Meet the magician behind the new Wizarding World of Harry Potter theme park at Universal Studios Hollywood.
Trained as an architect in Ireland, Alan Gilmore found his calling as a film art director, working on Notting Hill, The Bourne Ultimatum, X-Men: First Class, World War Z, and several movies based on the Harry Potter book series. Gilmore shares what it's like to create the details of this new theme park inside Universal Studios Hollywood in Los Angeles, opening April 7.
How did you first get involved with Harry Potter?
I was hired as an art director on several of the films, helping to develop the visual aesthetic. I designed parts of the schools, stadiums, buildings―huge architectural challenges.
What is your role in creating Wizarding World?
As art director, my job is to liaise with all sorts of amazing artists to bring [author] J.K. Rowling's world to life. Many of my Harry Potter film colleagues traveled to L.A. to help develop the overall aesthetic, the colors, the textures. The same people who "painted" the movie "painted" the theme park, which makes it incredibly authentic.
What was challenging about translating Harry Potter for a theme park?
When you're making a movie, you're often just constructing a theater set, but when you're building a whole world, you have to create real architecture with an inside and an outside. It has to look perfect from every angle so that you never lose the sense of immersion.
What are you particularly proud of?
The quality of the buildings and the sense of space. Everything looks so old, and it's all snow covered, because Hogsmeade [in the Harry Potter books, the only village in the U.K. populated solely by magical beings] is located way up in the Scottish highlands. You really feel like you've traveled somewhere.
Tell me about Hogsmeade.
It's the local village, where students of Hogwarts [the wizarding school] hang out. We've created the Three Broomsticks restaurant inside a huge medieval building that includes the Hog's Head pub, which serves drinks and [kid-friendly] butterbeer. That's where some of the darker characters―myself included―hang out. There's also the Owl Post, where you can send a real letter postmarked from Hogsmeade. And of course fantastic shops like Honeydukes, which sells chocolate frogs and Every Flavour Beans, and Dervish and Banges, where you can buy stationery, school robes, and Quidditch brooms.
Can visitors buy a magic wand?
Yes. At Ollivanders, the wand keepers actually perform a test to discover which wand is suitable for you. Once you've got the right wand, you can perform magic―spells that light the lamps or make something levitate―at hidden areas throughout town. We've created a really cool, quirky magic map to help you.
Other magic in the park?
You might catch the shadow of an owl out of the corner of your eye, or spy a creature peering out of a shop window. Magic is everywhere, but it's all very subliminal.
Your favorite place in the park?

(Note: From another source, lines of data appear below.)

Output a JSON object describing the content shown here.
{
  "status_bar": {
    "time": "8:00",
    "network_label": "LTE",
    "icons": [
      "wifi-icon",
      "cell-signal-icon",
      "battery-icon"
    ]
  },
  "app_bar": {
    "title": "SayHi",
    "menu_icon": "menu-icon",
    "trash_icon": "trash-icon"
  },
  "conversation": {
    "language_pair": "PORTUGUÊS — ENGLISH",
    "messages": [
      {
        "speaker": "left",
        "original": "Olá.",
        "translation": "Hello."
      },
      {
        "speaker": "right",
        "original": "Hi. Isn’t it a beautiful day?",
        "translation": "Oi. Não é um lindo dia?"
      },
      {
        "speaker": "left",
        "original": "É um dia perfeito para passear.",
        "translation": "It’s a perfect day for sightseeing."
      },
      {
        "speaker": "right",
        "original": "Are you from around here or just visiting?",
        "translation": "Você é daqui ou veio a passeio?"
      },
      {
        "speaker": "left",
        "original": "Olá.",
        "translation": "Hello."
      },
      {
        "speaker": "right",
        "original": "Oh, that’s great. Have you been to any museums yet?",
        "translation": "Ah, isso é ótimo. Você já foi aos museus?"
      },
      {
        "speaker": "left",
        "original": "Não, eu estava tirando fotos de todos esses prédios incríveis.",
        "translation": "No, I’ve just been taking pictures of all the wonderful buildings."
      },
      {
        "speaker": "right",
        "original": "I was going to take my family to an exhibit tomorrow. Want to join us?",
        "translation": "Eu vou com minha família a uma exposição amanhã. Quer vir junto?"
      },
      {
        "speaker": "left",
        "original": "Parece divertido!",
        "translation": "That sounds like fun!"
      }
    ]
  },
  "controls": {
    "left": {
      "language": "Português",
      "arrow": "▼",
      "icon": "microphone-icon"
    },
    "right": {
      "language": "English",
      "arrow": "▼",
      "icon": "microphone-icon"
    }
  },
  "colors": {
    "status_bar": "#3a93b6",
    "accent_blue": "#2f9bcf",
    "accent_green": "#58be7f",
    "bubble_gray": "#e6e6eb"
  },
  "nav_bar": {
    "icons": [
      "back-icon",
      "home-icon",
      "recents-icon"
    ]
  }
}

Hogwarts. Building a magical castle in Los Angeles was such a unique experience. It was designed to impress, and it just looms above you. The "Harry Potter and the Forbidden Journey" ride is located inside, and there's an amazing queue through the castle. The ride itself is in 3-D, and it's incredibly detailed. You really feel like you're flying.
Other don't-miss rides?
Hagrid the groundskeeper has a family rollercoaster called "Flight of the Hippogriff." It's a "training flight" that teaches kids how to ride the Hippogriff, which is a half-horse, half-eagle creature. It's something all Hogwarts students must learn to do.
Any sightings of He Who Must Not Be Named?
That's for visitors to find out.
Do you believe in magic?
Absolutely. Anybody who comes here will too.
Photography by Universal Studios, except night view by Universal Studios Hollywood.
This article was first published in January 2016. Some facts my have aged gracelessly. Please call ahead to verify information.